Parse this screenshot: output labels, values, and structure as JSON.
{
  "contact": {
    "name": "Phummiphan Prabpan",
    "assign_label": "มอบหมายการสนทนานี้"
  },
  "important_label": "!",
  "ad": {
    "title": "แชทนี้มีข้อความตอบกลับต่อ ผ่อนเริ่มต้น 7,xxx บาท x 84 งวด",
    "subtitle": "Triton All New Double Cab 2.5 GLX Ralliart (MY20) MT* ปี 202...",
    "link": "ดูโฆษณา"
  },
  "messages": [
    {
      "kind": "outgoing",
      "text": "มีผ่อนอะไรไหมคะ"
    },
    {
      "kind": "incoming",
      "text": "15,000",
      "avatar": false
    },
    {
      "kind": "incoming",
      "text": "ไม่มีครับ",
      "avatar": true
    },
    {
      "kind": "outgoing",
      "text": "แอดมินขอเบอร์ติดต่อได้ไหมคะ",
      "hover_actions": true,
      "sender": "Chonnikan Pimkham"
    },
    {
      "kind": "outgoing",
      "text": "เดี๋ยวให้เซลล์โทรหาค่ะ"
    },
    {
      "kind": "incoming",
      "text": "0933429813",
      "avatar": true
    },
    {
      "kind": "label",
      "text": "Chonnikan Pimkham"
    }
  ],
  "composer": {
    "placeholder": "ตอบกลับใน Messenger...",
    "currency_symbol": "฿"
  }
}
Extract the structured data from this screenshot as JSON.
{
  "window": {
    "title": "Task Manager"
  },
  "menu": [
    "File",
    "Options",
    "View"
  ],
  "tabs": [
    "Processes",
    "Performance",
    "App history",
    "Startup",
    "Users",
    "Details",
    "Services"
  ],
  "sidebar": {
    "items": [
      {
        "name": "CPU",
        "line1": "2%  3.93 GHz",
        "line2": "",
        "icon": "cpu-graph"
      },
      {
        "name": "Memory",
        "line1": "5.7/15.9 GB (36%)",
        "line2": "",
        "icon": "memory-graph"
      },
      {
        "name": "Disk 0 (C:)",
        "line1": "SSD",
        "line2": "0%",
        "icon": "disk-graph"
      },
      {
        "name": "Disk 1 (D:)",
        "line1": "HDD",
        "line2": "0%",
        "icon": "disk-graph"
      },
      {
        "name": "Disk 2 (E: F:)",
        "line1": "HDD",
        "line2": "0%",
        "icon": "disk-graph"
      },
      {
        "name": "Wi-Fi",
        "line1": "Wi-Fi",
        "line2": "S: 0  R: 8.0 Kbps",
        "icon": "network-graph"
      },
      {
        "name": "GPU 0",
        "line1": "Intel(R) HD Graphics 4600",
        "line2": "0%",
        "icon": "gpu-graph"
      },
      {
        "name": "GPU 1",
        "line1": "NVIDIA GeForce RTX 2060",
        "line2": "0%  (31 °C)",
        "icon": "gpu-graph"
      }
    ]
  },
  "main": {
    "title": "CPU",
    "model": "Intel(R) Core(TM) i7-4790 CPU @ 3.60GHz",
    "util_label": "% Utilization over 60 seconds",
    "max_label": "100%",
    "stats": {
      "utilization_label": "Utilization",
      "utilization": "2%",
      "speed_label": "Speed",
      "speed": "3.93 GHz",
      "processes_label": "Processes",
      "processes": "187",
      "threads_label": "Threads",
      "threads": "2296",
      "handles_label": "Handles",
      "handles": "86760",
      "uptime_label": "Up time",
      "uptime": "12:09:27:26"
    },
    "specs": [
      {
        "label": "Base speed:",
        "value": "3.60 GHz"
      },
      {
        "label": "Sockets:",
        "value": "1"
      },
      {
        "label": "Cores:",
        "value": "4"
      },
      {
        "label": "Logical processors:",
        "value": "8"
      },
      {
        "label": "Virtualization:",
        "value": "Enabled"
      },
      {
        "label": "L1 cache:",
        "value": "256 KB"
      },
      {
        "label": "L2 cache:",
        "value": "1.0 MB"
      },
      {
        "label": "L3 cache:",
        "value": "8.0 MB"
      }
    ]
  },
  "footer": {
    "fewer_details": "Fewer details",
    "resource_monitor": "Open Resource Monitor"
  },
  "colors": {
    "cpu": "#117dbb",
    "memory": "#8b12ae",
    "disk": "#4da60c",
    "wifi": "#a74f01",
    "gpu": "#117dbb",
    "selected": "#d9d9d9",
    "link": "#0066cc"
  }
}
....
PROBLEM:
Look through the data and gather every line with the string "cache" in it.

REPLY:
        "label": "L1 cache:",
        "label": "L2 cache:",
        "label": "L3 cache:",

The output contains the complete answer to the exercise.